Tinder is a Java based XMPP library, providing an implementation for XMPP stanzas and
Tinder's origins lie in code that's shared between Jive Software's Openfire and Whack implementations. The implementation that's provided in Tinder hasn't been written again "from scratch". Instead, code has moved from the Openfire and Whack projects into Tinder, preserving all of the existing features and functionality.
We have just released Tinder 1.2.2, which is a maintenance release. It fixes a number of bugs, features improved performance and has a number of new features.
Download Tinder from: http://www.igniterealtime.org/downloads/index.jsp
We have just released version 1.2.1 of Tinder. This version is a bugfix release, that improvement the AbstractComponent implementation that was added in version 1.2.0.
I'm happy to announce the release of version 1.2.0 of Tinder. This new version brings interesting new features, a number of bugs fixes and general performance improvement.
Recently, I published a document describing a problem that I dubbed the Achilles' heel of Openfire. Tinder 1.2 introduces the AbstractComponent implementation, which will allow you to circumvent this problem easily. Additionally, AbstractComponent removes the need for the repetitive work that traditionally goes with implementing a full featured, spec-compliant component. Have a look at the Component Developer Guide for a detailed description.
Tinder 1.2 no longer depends on Openfire-specific logging. Instead, Simple Logging Facade is used, which will allow you to integrate with your existing logging framework easily. Finally, caching strategy and implementation have been modified to give you better performance.
A detailed list of changes can be found in the Tinder Release Notes. Did I mention that starting with 1.2 we're releasing the code under the Apache 2.0 license?
We've just released a new project, named Tinder.
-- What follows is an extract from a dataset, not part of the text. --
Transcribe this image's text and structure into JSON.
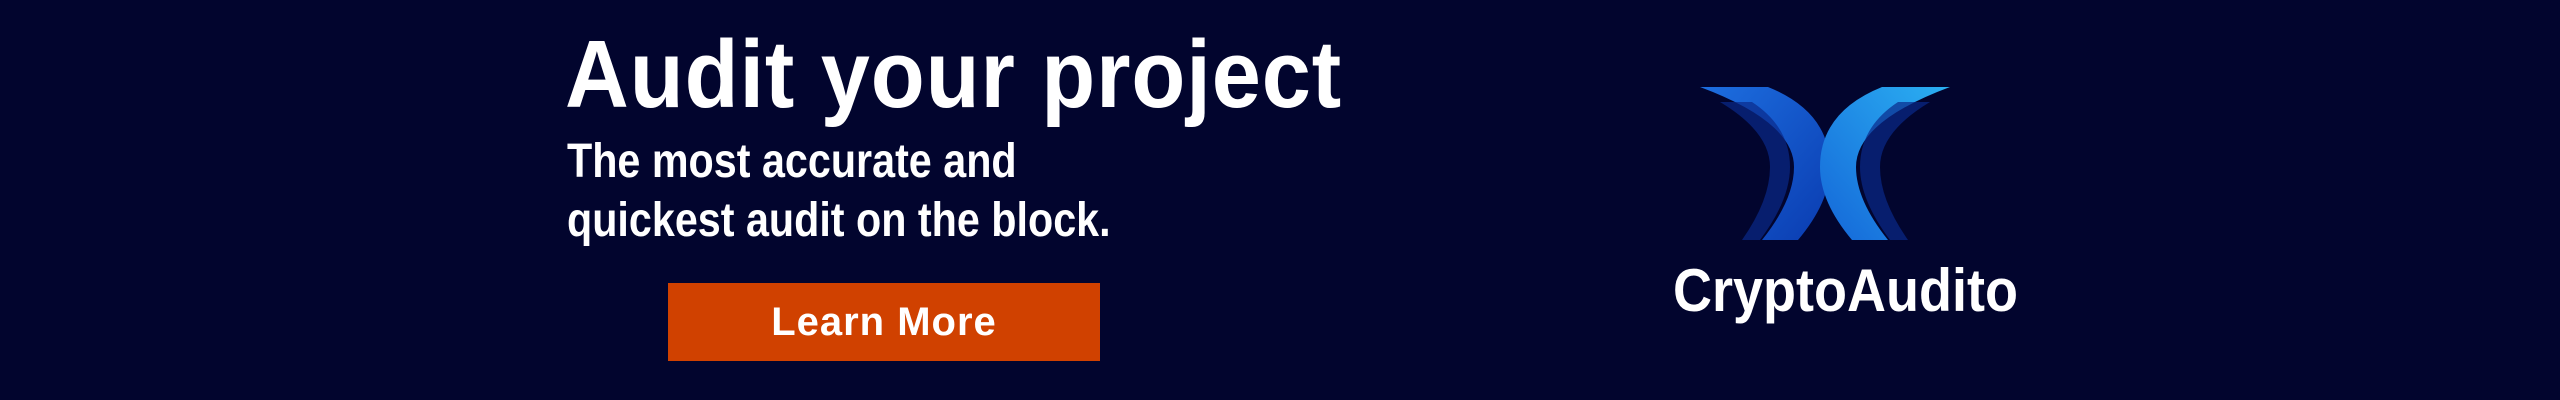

Tinder is a new Java based XMPP library, providing an implementation for XMPP stanzas and components.
Tinders origins lie in code that's shared between Jive Software's Openfire and Whack implementations. The implementation that's provided in Tinder hasn't been written again from scratch. Instead, code has been moved from the original projects into Tinder, preserving al of the existing features and functionality. Most of the code that's now in Tinder is based on the org.xmpp package implementation that previously existed in Openfire and Whack. This is the code that defines classes such as Packet, JID, IQ, Component and their extensions. Additionally, some multi-purpose code (such as the DataForm and Result Set Management implementations have been moved to Tinder as well.
Why a new project?
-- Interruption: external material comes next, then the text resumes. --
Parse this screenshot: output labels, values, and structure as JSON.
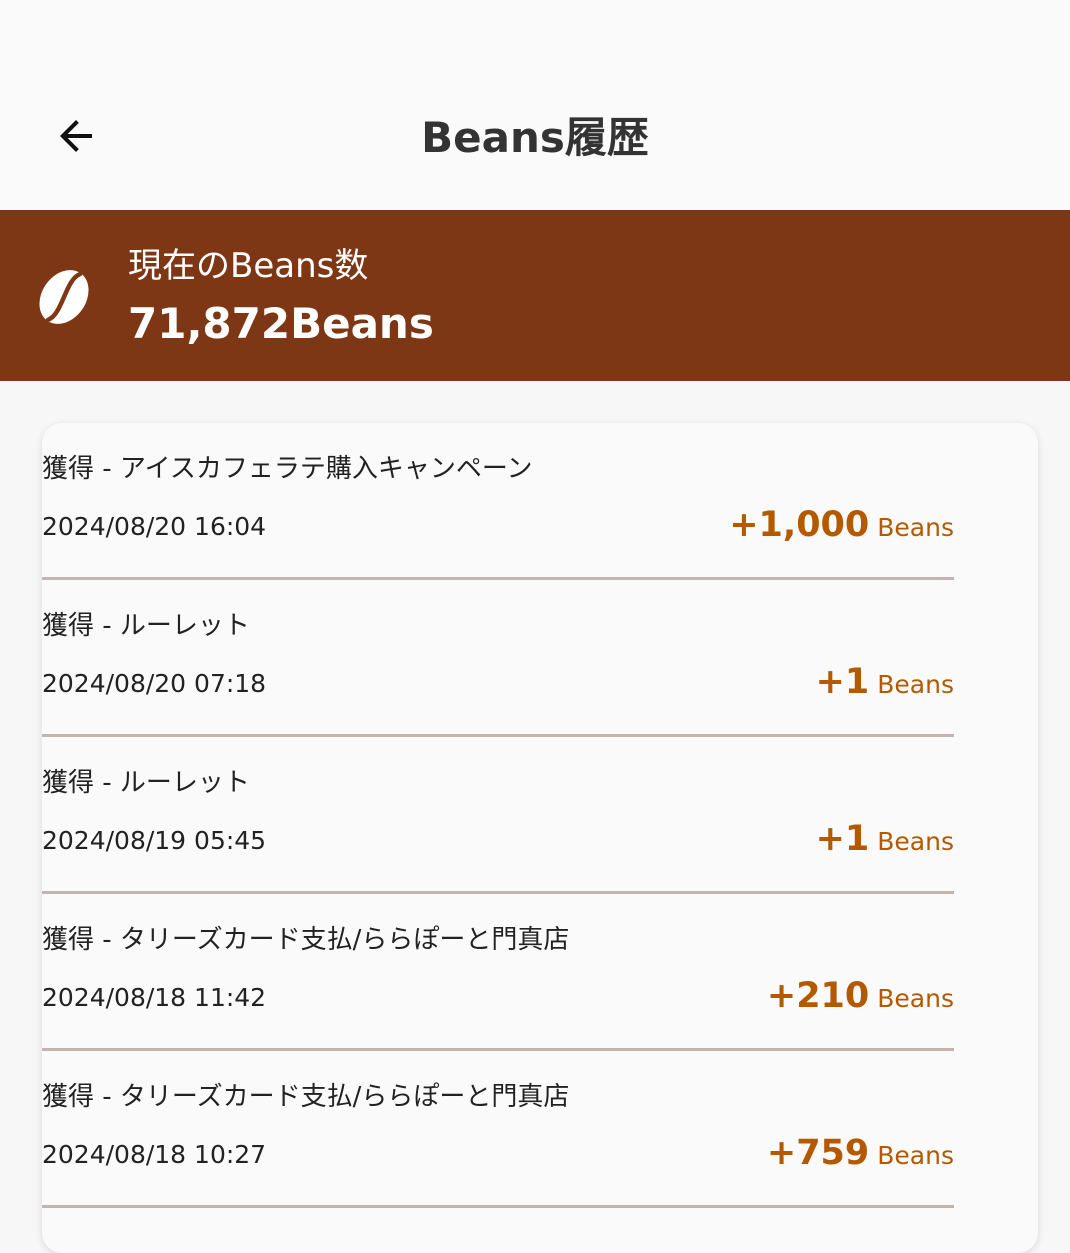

Parts of the code of Openfire are useful in other contexts than that of an XMPP server implementation. Developers might, for instance, want to use the XMPP stanza implementation within other projects. Having to include Openfire as a dependency of such a project is quite a bit of overkill. In such an example, it would be useful to have a small project that you can include, that offers you a lightweight XMPP object implementation, without the rest of the features that Openfire offers. Enter Tinder. Tinder will allow developers to re-use parts of Openfire, without having to include Openfire itself.
There's other benefits to Tinder though:
Tinder will replace some most of the duplicate code that's currently shared in Openfire, Whack and ConnectionManager projects. Removing duplicate code will make it easier to maintain and develop these projects. By delegating the implementation and maintenance of the low-level XMPP implementation, Openfire, Whack and other developers will be able to focus on the development that adds value to their project.
On the flip-side of that medal, you can argue that the 'core' code that will make up Tinder deserves a bit of dedicated development attention (unit tests, bug-tracking, stuff like that). This would benefit any attempt to really fine-tune the code, for example for high-performance tuning. Currently, the code is a bit put in the shadows of the other projects (of which they are part of).
So, will this replace Smack (the library that provides the base of Spark)?
No, definitely not. Smack offers a full-fledged XMPP client implementation, while Tinder only defines some XMPP building blocks. Tinder provides some basic objects on which a client library such as Smack could be build. However, Smack does not share the same code base as Openfire and Whack do. It's therefor unlikely that Tinder and Smack will be merged in the foreseeable future - there's simply to much difference.
We've wrapped up a initial roadmap, in which we capture the first steps of the development of Tinder. As always, you're invited to contribute. We're looking forward to hear your suggestions, thoughts and ideas. If you're interested, you can find more information on the new Tinder-related community space and project page that have been opened on IgniteRealtime.org.